The Catholic Church has banned social workers from talking about the church’s social welfare programme

A Catholic social worker has been ordered to stop talking about a controversial social welfare scheme as she looks set to lose her job.

The Social Services Minister told her she had to stop.

The order came after a senior social worker told her a programme was being “scrambled” by Catholic bishops to save the charity.

The Catholic Social Services Authority (CSSA) said it was reviewing the order and asked Ms St. Catherine’s to come to its meeting on Monday to discuss the issue.

“We will be making the necessary changes to address the matter, which we will take care of when the appropriate time comes,” it said in a statement.

“The CSSA is not aware of any breaches of this order.”

Ms St-Catherine, who has worked at the CSSA for 15 years, was told by the senior social work officer to stop discussing the scheme, which is funded by the Department of Social Protection.

The minister said she was not allowed to discuss it.

“It is not a conversation we want to have,” she said.

The CSSA told the ABC it was investigating the matter and taking a “stronger stance”.

The organisation is the only one of about 500 social workers in Australia to be subject to the directive, which allows for the sharing of information about social welfare schemes.

It was originally established in the 1980s, when the then prime minister Paul Keating was running for the premiership.

The scheme, known as Social Security Age Payment (SAAP), was set up to help older Australians save money and get on with their lives.

The programme provides support to people aged 65 and over who are in receipt of Social Security benefits.

The government estimates about 30,000 older Australians receive SAAP.

However, the scheme is also controversial because of concerns about the cost and lack of detail about how it was funded.

Social Services Department secretary Paul McQuaid said Ms St‑Catherine was being punished for not discussing the issue with the CSSAs senior social workers.

He said it could result in a breach of the Ministerial Code of Conduct for CSSA staff.

“I would urge that the minister takes into account that the CSSSA’s senior social care workers have to deal with a number of complex and sensitive issues including the issue of funding and the way that funds are allocated,” Mr McQuays said.

“That includes a review of the way in which SAAP was administered, and how it is currently funded.”

Ms Cavanaugh said she would be appealing the decision to the Administrative Appeals Tribunal.

She said she has already been warned about the decision, but had not received a formal warning.

She has been told by CSSA to stop working on the scheme.

She also has concerns about how much money is being spent on the programme and what it is used for.

“This is the first time I have been asked to make a speech about this, and I am not really sure how this is being funded, how it’s being administered, or how much it’s actually saving people,” she told the Four Four Two program.

“There’s no way I am going to talk about it without it going to the tribunal, and then I have to start working on another speech, because I’m not going to be able to talk at all.”

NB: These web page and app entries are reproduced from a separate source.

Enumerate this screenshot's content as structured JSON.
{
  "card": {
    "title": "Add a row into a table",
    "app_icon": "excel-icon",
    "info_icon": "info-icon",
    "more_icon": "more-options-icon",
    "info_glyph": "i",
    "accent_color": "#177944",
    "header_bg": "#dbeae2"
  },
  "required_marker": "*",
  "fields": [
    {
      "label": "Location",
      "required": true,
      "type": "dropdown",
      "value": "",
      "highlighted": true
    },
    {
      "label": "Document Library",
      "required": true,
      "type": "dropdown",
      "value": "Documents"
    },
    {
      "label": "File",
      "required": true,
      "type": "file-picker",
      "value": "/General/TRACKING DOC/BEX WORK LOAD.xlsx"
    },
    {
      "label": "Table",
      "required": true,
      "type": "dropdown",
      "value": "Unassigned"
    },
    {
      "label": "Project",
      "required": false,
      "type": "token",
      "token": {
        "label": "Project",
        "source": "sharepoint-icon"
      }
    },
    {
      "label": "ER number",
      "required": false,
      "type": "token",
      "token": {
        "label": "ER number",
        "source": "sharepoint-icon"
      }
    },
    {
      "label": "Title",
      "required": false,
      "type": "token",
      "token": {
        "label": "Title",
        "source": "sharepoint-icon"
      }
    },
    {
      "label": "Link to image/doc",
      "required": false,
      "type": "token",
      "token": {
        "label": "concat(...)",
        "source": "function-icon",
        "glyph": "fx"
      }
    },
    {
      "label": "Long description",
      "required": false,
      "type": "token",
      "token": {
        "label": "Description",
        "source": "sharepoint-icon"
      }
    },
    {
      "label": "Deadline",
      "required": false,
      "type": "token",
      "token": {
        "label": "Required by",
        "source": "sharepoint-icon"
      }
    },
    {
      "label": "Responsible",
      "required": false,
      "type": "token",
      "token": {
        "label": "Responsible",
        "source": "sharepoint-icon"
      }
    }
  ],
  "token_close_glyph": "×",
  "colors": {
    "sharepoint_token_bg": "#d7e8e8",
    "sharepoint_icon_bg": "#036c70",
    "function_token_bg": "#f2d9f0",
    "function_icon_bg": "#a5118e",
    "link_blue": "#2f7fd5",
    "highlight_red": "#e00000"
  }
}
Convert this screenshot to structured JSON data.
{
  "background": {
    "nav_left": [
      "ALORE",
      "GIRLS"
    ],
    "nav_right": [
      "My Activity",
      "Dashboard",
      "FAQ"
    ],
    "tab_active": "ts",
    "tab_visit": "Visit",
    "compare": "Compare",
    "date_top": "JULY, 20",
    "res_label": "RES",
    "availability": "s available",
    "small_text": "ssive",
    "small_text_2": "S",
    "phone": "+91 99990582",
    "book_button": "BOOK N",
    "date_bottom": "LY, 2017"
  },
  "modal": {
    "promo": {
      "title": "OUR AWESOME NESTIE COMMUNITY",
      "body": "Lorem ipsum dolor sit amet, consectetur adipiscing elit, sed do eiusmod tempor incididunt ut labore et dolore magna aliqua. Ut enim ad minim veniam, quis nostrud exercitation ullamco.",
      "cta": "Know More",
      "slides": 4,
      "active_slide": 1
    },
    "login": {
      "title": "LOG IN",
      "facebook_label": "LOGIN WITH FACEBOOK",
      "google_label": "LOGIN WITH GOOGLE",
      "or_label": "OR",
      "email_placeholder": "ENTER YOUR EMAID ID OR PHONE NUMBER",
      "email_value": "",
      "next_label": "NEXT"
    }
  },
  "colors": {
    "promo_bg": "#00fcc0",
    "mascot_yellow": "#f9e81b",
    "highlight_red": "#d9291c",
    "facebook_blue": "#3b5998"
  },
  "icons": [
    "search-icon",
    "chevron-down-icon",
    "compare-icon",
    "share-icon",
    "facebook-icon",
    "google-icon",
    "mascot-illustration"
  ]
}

A spokeswoman for Ms St Catherine said she had been told to stop speaking about the issue, which she had already discussed with the senior director of social work.

“Our work is very complex and it is really important that we keep working together in a way that does not cause undue distraction,” she wrote.

The decision comes after the Government announced it would introduce a new social welfare entitlement, SAAP Plus, for those aged 65-plus who can prove they are in poverty and do not qualify for the Old Age Pension.

This new scheme will cost $5.6 billion over five years and be funded by a $10 billion injection of government money.

The new plan would allow people to receive a higher level of support, but it would not cover the cost of living increases that would have come with the change.

It will be introduced in December.

It is expected to raise $2.5 billion for the program over the five years, but that will depend on the Government collecting and redistributing some of the money.

Social Security Minister Peter Dutton said the Government had committed to saving $2 billion a year.

“As part of that, we will spend more than $2billion a year in SAAP, and that will be put into SAAP plus for older Australians in the future,” he said.

Ms St Catherine is expected in Adelaide on Monday.

A spokesperson for CSBS said it had not heard from Ms St Catchers boss.